BRIEF: Set down a precise copy of the whole listing.

[[ DATASET ENTRIES, beginning ]]

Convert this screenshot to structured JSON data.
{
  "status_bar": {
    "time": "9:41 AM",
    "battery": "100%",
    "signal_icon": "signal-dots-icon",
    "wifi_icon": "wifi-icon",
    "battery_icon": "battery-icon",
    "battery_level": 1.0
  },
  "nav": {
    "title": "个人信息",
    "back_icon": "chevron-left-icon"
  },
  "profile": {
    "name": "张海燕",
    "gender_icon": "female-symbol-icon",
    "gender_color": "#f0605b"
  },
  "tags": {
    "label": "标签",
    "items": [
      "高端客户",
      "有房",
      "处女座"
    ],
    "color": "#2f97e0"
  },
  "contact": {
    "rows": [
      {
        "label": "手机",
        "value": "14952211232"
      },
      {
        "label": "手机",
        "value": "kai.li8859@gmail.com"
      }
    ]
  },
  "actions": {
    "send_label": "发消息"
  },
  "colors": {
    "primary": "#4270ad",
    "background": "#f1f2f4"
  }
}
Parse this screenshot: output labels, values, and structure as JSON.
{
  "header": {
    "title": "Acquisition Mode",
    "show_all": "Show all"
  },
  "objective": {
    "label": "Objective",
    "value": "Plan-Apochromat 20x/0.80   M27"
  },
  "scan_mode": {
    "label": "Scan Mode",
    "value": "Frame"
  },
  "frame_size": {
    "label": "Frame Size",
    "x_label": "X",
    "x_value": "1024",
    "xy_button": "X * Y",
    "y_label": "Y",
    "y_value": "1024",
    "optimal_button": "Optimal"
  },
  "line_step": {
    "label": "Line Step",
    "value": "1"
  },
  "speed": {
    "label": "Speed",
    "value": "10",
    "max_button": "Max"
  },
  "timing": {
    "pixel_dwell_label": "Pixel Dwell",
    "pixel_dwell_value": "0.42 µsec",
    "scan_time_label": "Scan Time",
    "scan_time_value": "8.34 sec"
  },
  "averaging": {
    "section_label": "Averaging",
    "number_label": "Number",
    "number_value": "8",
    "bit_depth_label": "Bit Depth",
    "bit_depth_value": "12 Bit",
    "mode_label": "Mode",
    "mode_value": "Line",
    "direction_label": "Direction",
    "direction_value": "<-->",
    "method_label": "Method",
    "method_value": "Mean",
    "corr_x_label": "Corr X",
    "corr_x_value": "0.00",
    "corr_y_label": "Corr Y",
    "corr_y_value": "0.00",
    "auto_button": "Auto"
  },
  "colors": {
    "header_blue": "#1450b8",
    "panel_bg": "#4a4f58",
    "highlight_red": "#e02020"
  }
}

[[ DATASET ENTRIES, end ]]

THE ANSWER:
Convert this screenshot to structured JSON data.
{
  "status_bar": {
    "time": "9:41 AM",
    "battery": "100%",
    "signal_icon": "signal-dots-icon",
    "wifi_icon": "wifi-icon",
    "battery_icon": "battery-icon",
    "battery_level": 1.0
  },
  "nav": {
    "title": "个人信息",
    "back_icon": "chevron-left-icon"
  },
  "profile": {
    "name": "张海燕",
    "gender_icon": "female-symbol-icon",
    "gender_color": "#f0605b"
  },
  "tags": {
    "label": "标签",
    "items": [
      "高端客户",
      "有房",
      "处女座"
    ],
    "color": "#2f97e0"
  },
  "contact": {
    "rows": [
      {
        "label": "手机",
        "value": "14952211232"
      },
      {
        "label": "手机",
        "value": "kai.li8859@gmail.com"
      }
    ]
  },
  "actions": {
    "send_label": "发消息"
  },
  "colors": {
    "primary": "#4270ad",
    "background": "#f1f2f4"
  }
}
Parse this screenshot: output labels, values, and structure as JSON.
{
  "header": {
    "title": "Acquisition Mode",
    "show_all": "Show all"
  },
  "objective": {
    "label": "Objective",
    "value": "Plan-Apochromat 20x/0.80   M27"
  },
  "scan_mode": {
    "label": "Scan Mode",
    "value": "Frame"
  },
  "frame_size": {
    "label": "Frame Size",
    "x_label": "X",
    "x_value": "1024",
    "xy_button": "X * Y",
    "y_label": "Y",
    "y_value": "1024",
    "optimal_button": "Optimal"
  },
  "line_step": {
    "label": "Line Step",
    "value": "1"
  },
  "speed": {
    "label": "Speed",
    "value": "10",
    "max_button": "Max"
  },
  "timing": {
    "pixel_dwell_label": "Pixel Dwell",
    "pixel_dwell_value": "0.42 µsec",
    "scan_time_label": "Scan Time",
    "scan_time_value": "8.34 sec"
  },
  "averaging": {
    "section_label": "Averaging",
    "number_label": "Number",
    "number_value": "8",
    "bit_depth_label": "Bit Depth",
    "bit_depth_value": "12 Bit",
    "mode_label": "Mode",
    "mode_value": "Line",
    "direction_label": "Direction",
    "direction_value": "<-->",
    "method_label": "Method",
    "method_value": "Mean",
    "corr_x_label": "Corr X",
    "corr_x_value": "0.00",
    "corr_y_label": "Corr Y",
    "corr_y_value": "0.00",
    "auto_button": "Auto"
  },
  "colors": {
    "header_blue": "#1450b8",
    "panel_bg": "#4a4f58",
    "highlight_red": "#e02020"
  }
}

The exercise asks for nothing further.